About this exercise: Pull every line that holds the word "COMITÉ" from the entries.

Dataset rows for apps and sites
___

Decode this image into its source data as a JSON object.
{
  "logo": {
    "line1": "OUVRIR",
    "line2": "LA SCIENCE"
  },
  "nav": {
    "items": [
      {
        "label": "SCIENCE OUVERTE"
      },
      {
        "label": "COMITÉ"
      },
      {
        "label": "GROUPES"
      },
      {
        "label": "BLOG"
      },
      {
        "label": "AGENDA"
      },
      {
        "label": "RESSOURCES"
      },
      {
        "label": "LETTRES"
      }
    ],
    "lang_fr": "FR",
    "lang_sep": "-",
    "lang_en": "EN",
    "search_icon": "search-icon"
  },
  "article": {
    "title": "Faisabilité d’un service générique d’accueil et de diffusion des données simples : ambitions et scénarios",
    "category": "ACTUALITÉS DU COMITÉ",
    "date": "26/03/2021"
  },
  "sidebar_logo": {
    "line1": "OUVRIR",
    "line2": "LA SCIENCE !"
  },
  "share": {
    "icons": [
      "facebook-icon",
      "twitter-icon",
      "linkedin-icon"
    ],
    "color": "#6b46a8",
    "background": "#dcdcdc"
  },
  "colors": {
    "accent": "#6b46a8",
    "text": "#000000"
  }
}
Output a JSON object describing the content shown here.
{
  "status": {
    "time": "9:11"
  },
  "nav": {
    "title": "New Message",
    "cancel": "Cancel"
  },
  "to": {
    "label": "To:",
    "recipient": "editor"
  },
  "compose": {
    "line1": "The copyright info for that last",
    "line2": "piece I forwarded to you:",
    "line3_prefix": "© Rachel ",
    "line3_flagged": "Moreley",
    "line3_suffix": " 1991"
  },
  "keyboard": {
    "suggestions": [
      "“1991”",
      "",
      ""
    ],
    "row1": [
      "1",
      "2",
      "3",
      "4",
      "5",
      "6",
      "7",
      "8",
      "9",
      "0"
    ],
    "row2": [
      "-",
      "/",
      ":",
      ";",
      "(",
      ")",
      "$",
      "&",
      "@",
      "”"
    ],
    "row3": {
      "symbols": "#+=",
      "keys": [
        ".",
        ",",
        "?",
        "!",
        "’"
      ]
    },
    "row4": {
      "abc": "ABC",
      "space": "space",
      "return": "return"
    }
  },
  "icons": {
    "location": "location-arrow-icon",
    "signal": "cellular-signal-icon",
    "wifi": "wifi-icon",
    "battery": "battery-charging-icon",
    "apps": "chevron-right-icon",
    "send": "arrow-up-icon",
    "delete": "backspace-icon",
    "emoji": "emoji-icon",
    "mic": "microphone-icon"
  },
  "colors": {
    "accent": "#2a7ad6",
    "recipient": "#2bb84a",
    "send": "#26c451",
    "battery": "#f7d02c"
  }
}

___

Response below:
        "label": "COMITÉ"
    "category": "ACTUALITÉS DU COMITÉ",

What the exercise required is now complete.